[Records for this exercise]

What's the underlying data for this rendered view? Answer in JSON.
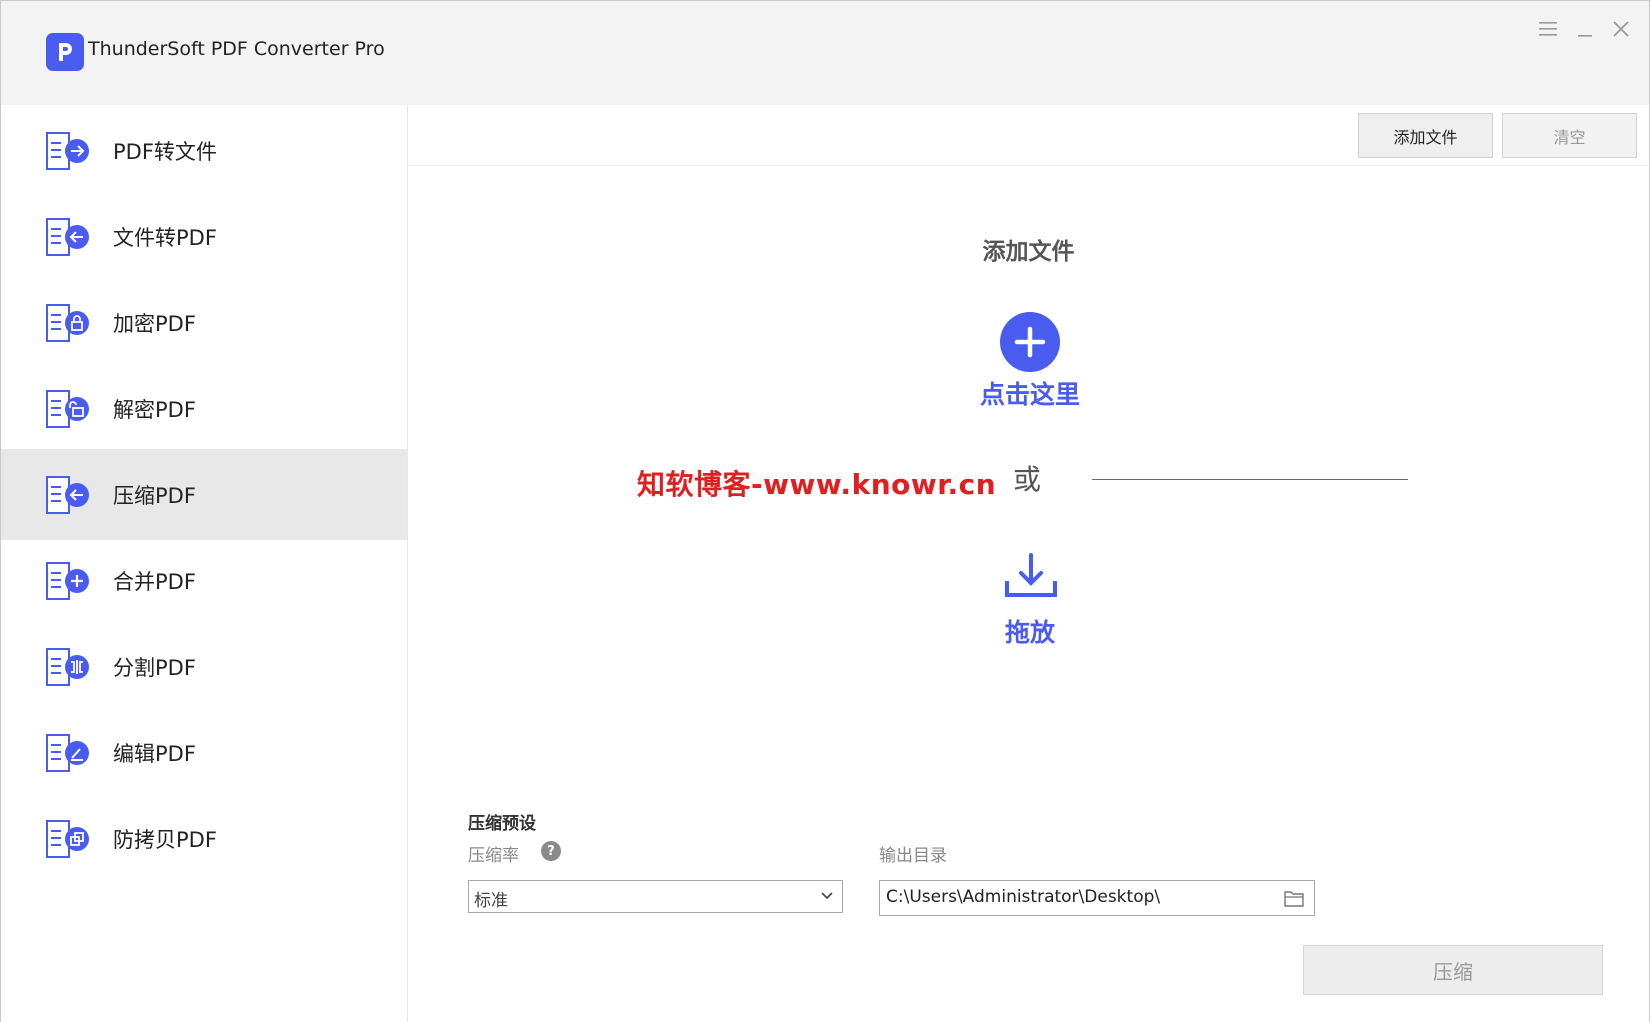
{
  "app": {
    "title": "ThunderSoft PDF Converter Pro",
    "accent_color": "#4a5cf0",
    "window_controls": [
      "menu-icon",
      "minimize-icon",
      "close-icon"
    ]
  },
  "sidebar": {
    "active_index": 4,
    "items": [
      {
        "label": "PDF转文件",
        "icon": "pdf-to-file-icon"
      },
      {
        "label": "文件转PDF",
        "icon": "file-to-pdf-icon"
      },
      {
        "label": "加密PDF",
        "icon": "lock-icon"
      },
      {
        "label": "解密PDF",
        "icon": "unlock-icon"
      },
      {
        "label": "压缩PDF",
        "icon": "compress-icon"
      },
      {
        "label": "合并PDF",
        "icon": "merge-icon"
      },
      {
        "label": "分割PDF",
        "icon": "split-icon"
      },
      {
        "label": "编辑PDF",
        "icon": "edit-icon"
      },
      {
        "label": "防拷贝PDF",
        "icon": "copy-protect-icon"
      }
    ]
  },
  "toolbar": {
    "add_file_label": "添加文件",
    "clear_label": "清空"
  },
  "dropzone": {
    "title": "添加文件",
    "click_here": "点击这里",
    "or": "或",
    "drag": "拖放",
    "watermark": "知软博客-www.knowr.cn"
  },
  "settings": {
    "preset_title": "压缩预设",
    "rate_label": "压缩率",
    "help": "?",
    "rate_value": "标准",
    "output_label": "输出目录",
    "output_path": "C:\\Users\\Administrator\\Desktop\\"
  },
  "actions": {
    "compress_label": "压缩"
  }
}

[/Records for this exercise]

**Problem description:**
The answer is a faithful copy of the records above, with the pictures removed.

**Response to the task:**
What's the underlying data for this rendered view? Answer in JSON.
{
  "app": {
    "title": "ThunderSoft PDF Converter Pro",
    "accent_color": "#4a5cf0",
    "window_controls": [
      "menu-icon",
      "minimize-icon",
      "close-icon"
    ]
  },
  "sidebar": {
    "active_index": 4,
    "items": [
      {
        "label": "PDF转文件",
        "icon": "pdf-to-file-icon"
      },
      {
        "label": "文件转PDF",
        "icon": "file-to-pdf-icon"
      },
      {
        "label": "加密PDF",
        "icon": "lock-icon"
      },
      {
        "label": "解密PDF",
        "icon": "unlock-icon"
      },
      {
        "label": "压缩PDF",
        "icon": "compress-icon"
      },
      {
        "label": "合并PDF",
        "icon": "merge-icon"
      },
      {
        "label": "分割PDF",
        "icon": "split-icon"
      },
      {
        "label": "编辑PDF",
        "icon": "edit-icon"
      },
      {
        "label": "防拷贝PDF",
        "icon": "copy-protect-icon"
      }
    ]
  },
  "toolbar": {
    "add_file_label": "添加文件",
    "clear_label": "清空"
  },
  "dropzone": {
    "title": "添加文件",
    "click_here": "点击这里",
    "or": "或",
    "drag": "拖放",
    "watermark": "知软博客-www.knowr.cn"
  },
  "settings": {
    "preset_title": "压缩预设",
    "rate_label": "压缩率",
    "help": "?",
    "rate_value": "标准",
    "output_label": "输出目录",
    "output_path": "C:\\Users\\Administrator\\Desktop\\"
  },
  "actions": {
    "compress_label": "压缩"
  }
}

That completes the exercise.